Your objective: Please restate the data word for word.

[Items from an interface collection]

··········

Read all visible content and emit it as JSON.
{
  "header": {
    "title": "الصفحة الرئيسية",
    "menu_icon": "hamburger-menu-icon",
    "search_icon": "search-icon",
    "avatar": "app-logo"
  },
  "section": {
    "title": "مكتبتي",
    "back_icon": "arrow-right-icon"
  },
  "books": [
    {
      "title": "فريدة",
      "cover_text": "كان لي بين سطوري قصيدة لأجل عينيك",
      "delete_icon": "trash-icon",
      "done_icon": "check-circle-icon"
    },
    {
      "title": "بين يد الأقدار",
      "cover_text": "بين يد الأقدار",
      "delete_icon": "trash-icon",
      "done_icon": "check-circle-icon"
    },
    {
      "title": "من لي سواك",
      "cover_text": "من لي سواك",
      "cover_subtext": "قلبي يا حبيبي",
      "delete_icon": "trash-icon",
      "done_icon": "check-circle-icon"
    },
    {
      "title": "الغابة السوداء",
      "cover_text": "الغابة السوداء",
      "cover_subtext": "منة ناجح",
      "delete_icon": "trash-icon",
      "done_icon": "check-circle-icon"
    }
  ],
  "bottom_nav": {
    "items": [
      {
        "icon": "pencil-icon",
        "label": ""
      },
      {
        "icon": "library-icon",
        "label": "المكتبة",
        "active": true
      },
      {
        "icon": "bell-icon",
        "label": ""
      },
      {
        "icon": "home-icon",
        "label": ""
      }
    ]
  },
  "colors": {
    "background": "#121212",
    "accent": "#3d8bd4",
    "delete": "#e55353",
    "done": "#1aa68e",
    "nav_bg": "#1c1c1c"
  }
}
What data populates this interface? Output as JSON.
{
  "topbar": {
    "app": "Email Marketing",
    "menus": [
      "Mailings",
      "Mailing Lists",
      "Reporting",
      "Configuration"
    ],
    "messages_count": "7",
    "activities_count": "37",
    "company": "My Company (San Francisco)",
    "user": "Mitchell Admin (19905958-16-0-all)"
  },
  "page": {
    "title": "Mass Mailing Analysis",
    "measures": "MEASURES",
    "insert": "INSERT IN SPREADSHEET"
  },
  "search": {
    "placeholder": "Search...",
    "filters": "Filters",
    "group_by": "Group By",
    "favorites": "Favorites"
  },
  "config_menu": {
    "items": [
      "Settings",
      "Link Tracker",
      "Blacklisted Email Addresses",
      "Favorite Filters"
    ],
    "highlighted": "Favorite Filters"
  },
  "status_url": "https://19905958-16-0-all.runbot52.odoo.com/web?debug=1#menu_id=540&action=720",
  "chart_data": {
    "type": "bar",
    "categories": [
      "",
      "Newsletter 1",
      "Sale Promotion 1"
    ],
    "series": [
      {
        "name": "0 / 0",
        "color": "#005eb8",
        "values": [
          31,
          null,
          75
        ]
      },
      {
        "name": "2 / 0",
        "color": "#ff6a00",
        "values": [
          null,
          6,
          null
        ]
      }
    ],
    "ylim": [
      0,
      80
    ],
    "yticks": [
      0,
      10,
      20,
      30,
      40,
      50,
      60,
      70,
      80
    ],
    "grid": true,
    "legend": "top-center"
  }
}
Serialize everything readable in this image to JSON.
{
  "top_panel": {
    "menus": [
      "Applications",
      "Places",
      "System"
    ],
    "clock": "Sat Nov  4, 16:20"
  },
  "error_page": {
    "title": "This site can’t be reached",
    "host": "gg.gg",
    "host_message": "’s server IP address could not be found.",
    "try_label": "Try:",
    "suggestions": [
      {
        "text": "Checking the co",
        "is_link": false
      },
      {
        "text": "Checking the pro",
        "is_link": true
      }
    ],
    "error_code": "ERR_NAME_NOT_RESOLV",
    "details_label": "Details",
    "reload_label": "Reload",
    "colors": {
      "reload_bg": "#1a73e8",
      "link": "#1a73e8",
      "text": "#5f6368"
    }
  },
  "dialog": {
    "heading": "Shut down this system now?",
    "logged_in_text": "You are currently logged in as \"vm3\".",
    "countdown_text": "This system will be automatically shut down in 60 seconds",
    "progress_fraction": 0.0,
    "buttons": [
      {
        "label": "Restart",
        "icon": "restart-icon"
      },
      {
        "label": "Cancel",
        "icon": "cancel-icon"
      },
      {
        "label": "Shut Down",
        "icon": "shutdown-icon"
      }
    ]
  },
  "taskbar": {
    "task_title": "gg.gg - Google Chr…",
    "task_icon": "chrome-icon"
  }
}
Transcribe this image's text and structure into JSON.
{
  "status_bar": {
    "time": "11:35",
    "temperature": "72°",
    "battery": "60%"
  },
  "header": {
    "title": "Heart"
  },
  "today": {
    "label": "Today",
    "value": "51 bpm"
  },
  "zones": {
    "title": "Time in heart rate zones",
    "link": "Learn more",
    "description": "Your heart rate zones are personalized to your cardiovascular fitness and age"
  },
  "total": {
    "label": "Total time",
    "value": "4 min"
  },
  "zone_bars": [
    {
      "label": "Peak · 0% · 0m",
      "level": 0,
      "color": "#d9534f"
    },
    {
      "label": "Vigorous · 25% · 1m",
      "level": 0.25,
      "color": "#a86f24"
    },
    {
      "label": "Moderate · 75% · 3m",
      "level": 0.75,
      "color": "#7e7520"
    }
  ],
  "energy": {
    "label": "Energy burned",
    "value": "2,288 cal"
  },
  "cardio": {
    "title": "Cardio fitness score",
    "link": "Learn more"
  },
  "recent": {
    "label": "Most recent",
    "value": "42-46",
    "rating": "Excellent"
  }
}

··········

Answer to this problem:
Read all visible content and emit it as JSON.
{
  "header": {
    "title": "الصفحة الرئيسية",
    "menu_icon": "hamburger-menu-icon",
    "search_icon": "search-icon",
    "avatar": "app-logo"
  },
  "section": {
    "title": "مكتبتي",
    "back_icon": "arrow-right-icon"
  },
  "books": [
    {
      "title": "فريدة",
      "cover_text": "كان لي بين سطوري قصيدة لأجل عينيك",
      "delete_icon": "trash-icon",
      "done_icon": "check-circle-icon"
    },
    {
      "title": "بين يد الأقدار",
      "cover_text": "بين يد الأقدار",
      "delete_icon": "trash-icon",
      "done_icon": "check-circle-icon"
    },
    {
      "title": "من لي سواك",
      "cover_text": "من لي سواك",
      "cover_subtext": "قلبي يا حبيبي",
      "delete_icon": "trash-icon",
      "done_icon": "check-circle-icon"
    },
    {
      "title": "الغابة السوداء",
      "cover_text": "الغابة السوداء",
      "cover_subtext": "منة ناجح",
      "delete_icon": "trash-icon",
      "done_icon": "check-circle-icon"
    }
  ],
  "bottom_nav": {
    "items": [
      {
        "icon": "pencil-icon",
        "label": ""
      },
      {
        "icon": "library-icon",
        "label": "المكتبة",
        "active": true
      },
      {
        "icon": "bell-icon",
        "label": ""
      },
      {
        "icon": "home-icon",
        "label": ""
      }
    ]
  },
  "colors": {
    "background": "#121212",
    "accent": "#3d8bd4",
    "delete": "#e55353",
    "done": "#1aa68e",
    "nav_bg": "#1c1c1c"
  }
}
What data populates this interface? Output as JSON.
{
  "topbar": {
    "app": "Email Marketing",
    "menus": [
      "Mailings",
      "Mailing Lists",
      "Reporting",
      "Configuration"
    ],
    "messages_count": "7",
    "activities_count": "37",
    "company": "My Company (San Francisco)",
    "user": "Mitchell Admin (19905958-16-0-all)"
  },
  "page": {
    "title": "Mass Mailing Analysis",
    "measures": "MEASURES",
    "insert": "INSERT IN SPREADSHEET"
  },
  "search": {
    "placeholder": "Search...",
    "filters": "Filters",
    "group_by": "Group By",
    "favorites": "Favorites"
  },
  "config_menu": {
    "items": [
      "Settings",
      "Link Tracker",
      "Blacklisted Email Addresses",
      "Favorite Filters"
    ],
    "highlighted": "Favorite Filters"
  },
  "status_url": "https://19905958-16-0-all.runbot52.odoo.com/web?debug=1#menu_id=540&action=720",
  "chart_data": {
    "type": "bar",
    "categories": [
      "",
      "Newsletter 1",
      "Sale Promotion 1"
    ],
    "series": [
      {
        "name": "0 / 0",
        "color": "#005eb8",
        "values": [
          31,
          null,
          75
        ]
      },
      {
        "name": "2 / 0",
        "color": "#ff6a00",
        "values": [
          null,
          6,
          null
        ]
      }
    ],
    "ylim": [
      0,
      80
    ],
    "yticks": [
      0,
      10,
      20,
      30,
      40,
      50,
      60,
      70,
      80
    ],
    "grid": true,
    "legend": "top-center"
  }
}
Serialize everything readable in this image to JSON.
{
  "top_panel": {
    "menus": [
      "Applications",
      "Places",
      "System"
    ],
    "clock": "Sat Nov  4, 16:20"
  },
  "error_page": {
    "title": "This site can’t be reached",
    "host": "gg.gg",
    "host_message": "’s server IP address could not be found.",
    "try_label": "Try:",
    "suggestions": [
      {
        "text": "Checking the co",
        "is_link": false
      },
      {
        "text": "Checking the pro",
        "is_link": true
      }
    ],
    "error_code": "ERR_NAME_NOT_RESOLV",
    "details_label": "Details",
    "reload_label": "Reload",
    "colors": {
      "reload_bg": "#1a73e8",
      "link": "#1a73e8",
      "text": "#5f6368"
    }
  },
  "dialog": {
    "heading": "Shut down this system now?",
    "logged_in_text": "You are currently logged in as \"vm3\".",
    "countdown_text": "This system will be automatically shut down in 60 seconds",
    "progress_fraction": 0.0,
    "buttons": [
      {
        "label": "Restart",
        "icon": "restart-icon"
      },
      {
        "label": "Cancel",
        "icon": "cancel-icon"
      },
      {
        "label": "Shut Down",
        "icon": "shutdown-icon"
      }
    ]
  },
  "taskbar": {
    "task_title": "gg.gg - Google Chr…",
    "task_icon": "chrome-icon"
  }
}
Transcribe this image's text and structure into JSON.
{
  "status_bar": {
    "time": "11:35",
    "temperature": "72°",
    "battery": "60%"
  },
  "header": {
    "title": "Heart"
  },
  "today": {
    "label": "Today",
    "value": "51 bpm"
  },
  "zones": {
    "title": "Time in heart rate zones",
    "link": "Learn more",
    "description": "Your heart rate zones are personalized to your cardiovascular fitness and age"
  },
  "total": {
    "label": "Total time",
    "value": "4 min"
  },
  "zone_bars": [
    {
      "label": "Peak · 0% · 0m",
      "level": 0,
      "color": "#d9534f"
    },
    {
      "label": "Vigorous · 25% · 1m",
      "level": 0.25,
      "color": "#a86f24"
    },
    {
      "label": "Moderate · 75% · 3m",
      "level": 0.75,
      "color": "#7e7520"
    }
  ],
  "energy": {
    "label": "Energy burned",
    "value": "2,288 cal"
  },
  "cardio": {
    "title": "Cardio fitness score",
    "link": "Learn more"
  },
  "recent": {
    "label": "Most recent",
    "value": "42-46",
    "rating": "Excellent"
  }
}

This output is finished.